▶ _To do_
Every line in the entries that holds "points" should be identified and copied.

** Materials provided follows **

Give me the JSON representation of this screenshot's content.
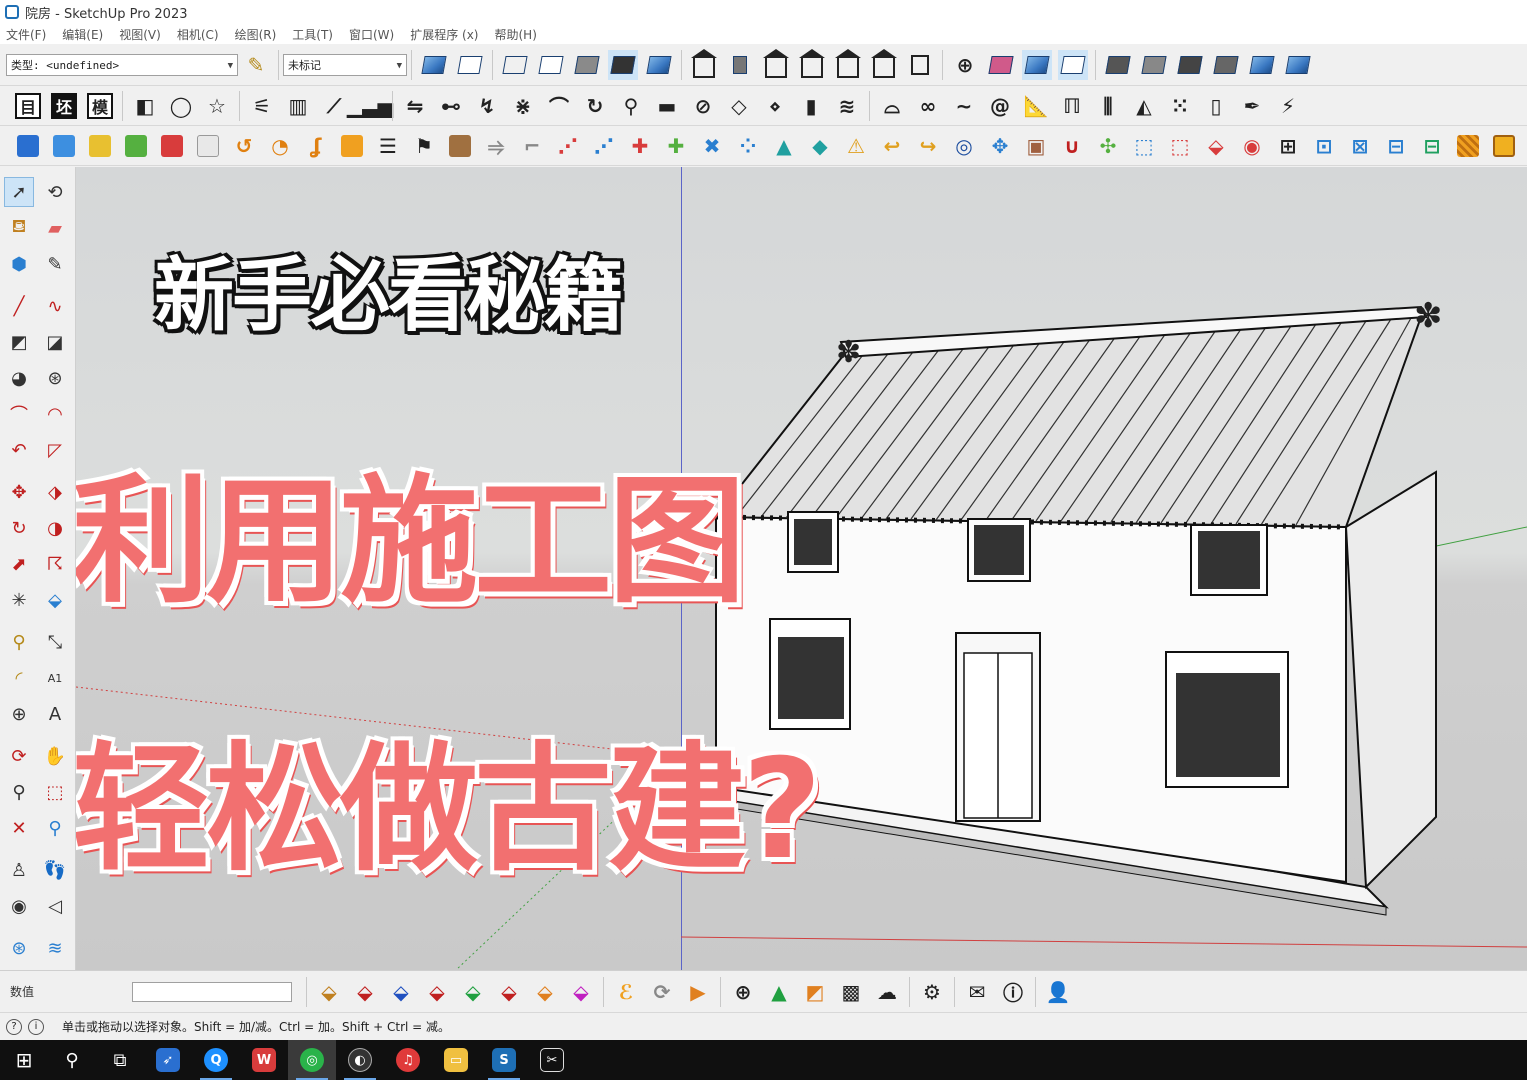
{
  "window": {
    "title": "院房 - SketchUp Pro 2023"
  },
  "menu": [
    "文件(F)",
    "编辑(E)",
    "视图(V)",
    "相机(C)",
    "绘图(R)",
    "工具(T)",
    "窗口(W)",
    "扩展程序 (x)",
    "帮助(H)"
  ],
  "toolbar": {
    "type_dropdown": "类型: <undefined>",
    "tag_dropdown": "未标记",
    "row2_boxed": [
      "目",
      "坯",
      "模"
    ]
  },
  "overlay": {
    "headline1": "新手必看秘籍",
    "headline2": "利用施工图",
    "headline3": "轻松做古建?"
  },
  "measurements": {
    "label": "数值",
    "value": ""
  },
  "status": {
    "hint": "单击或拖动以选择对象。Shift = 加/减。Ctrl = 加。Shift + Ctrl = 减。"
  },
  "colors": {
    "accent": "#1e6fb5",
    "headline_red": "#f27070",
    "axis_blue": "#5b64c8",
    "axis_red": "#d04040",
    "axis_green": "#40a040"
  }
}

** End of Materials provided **
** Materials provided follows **

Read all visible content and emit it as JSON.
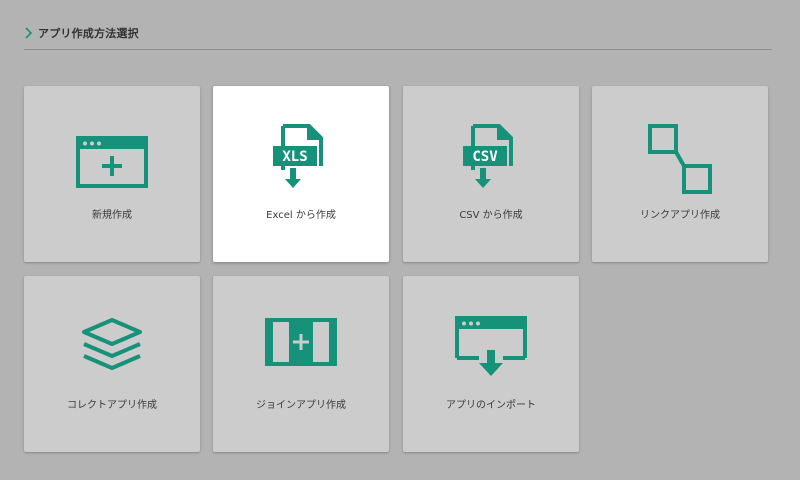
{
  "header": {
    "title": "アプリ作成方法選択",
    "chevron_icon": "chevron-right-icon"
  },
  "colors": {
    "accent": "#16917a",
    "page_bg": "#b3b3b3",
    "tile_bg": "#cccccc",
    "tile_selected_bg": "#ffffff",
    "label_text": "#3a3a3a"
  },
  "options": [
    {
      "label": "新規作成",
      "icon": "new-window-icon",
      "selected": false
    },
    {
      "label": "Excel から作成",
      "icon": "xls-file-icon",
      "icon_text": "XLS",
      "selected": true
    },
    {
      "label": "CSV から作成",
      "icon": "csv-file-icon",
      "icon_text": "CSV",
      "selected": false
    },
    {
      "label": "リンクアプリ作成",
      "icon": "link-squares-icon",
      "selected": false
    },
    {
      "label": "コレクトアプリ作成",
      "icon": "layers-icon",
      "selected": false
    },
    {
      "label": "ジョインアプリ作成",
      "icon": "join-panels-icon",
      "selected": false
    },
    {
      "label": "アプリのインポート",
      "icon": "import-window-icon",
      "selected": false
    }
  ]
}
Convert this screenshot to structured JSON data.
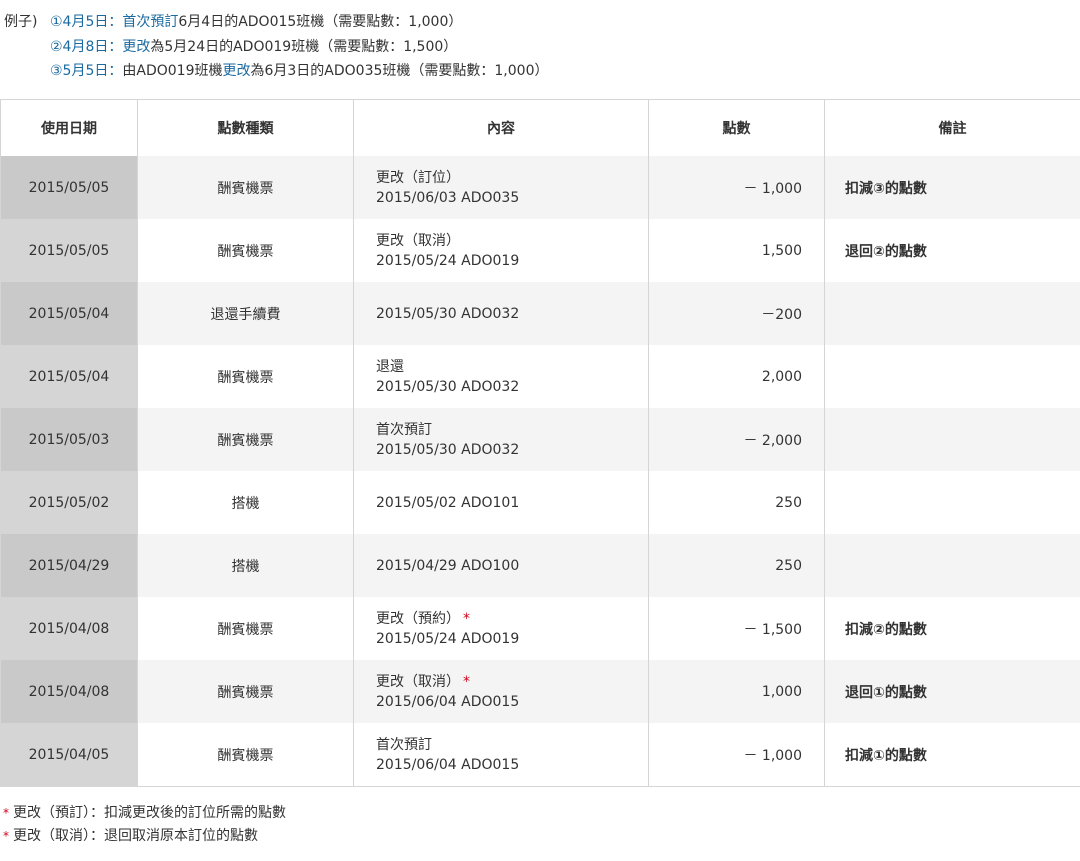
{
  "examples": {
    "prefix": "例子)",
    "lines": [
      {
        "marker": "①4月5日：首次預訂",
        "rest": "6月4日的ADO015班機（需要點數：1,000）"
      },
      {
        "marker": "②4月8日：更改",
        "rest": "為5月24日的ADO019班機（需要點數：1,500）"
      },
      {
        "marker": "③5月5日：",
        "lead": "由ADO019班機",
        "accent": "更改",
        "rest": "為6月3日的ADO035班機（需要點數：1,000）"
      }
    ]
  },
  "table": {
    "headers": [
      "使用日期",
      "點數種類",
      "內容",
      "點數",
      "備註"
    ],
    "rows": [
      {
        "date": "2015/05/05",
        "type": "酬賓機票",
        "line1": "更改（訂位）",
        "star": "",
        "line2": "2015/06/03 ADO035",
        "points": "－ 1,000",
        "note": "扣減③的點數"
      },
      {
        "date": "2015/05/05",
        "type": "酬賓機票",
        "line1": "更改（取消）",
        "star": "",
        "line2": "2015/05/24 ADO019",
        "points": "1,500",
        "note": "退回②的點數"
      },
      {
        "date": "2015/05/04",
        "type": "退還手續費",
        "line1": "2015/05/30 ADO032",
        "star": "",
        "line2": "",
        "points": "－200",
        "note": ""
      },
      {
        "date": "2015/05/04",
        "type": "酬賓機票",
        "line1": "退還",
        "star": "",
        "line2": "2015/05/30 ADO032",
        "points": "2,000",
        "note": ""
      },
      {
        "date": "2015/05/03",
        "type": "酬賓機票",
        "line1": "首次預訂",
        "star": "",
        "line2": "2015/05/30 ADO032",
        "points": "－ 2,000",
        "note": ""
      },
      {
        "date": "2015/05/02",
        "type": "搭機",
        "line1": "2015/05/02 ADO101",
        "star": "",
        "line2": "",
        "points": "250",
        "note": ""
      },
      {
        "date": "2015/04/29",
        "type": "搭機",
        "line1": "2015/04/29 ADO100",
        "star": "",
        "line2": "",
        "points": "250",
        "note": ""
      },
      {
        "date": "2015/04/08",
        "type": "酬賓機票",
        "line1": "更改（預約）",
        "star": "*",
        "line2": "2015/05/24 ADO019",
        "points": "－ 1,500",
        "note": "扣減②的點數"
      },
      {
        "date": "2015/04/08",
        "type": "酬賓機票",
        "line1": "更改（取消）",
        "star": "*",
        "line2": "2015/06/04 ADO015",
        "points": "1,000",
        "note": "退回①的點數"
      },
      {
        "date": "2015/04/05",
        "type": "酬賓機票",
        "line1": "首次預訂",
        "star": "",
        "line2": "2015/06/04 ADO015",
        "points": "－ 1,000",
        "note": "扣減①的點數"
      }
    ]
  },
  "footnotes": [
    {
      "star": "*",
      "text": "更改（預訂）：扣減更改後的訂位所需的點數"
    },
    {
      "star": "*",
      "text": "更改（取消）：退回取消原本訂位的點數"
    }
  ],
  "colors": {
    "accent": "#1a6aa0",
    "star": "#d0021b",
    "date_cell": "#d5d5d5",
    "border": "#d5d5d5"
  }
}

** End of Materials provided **

▶ _Answer below_
        "points": "－ 1,000",
        "points": "1,500",
        "points": "－200",
        "points": "2,000",
        "points": "－ 2,000",
        "points": "250",
        "points": "250",
        "points": "－ 1,500",
        "points": "1,000",
        "points": "－ 1,000",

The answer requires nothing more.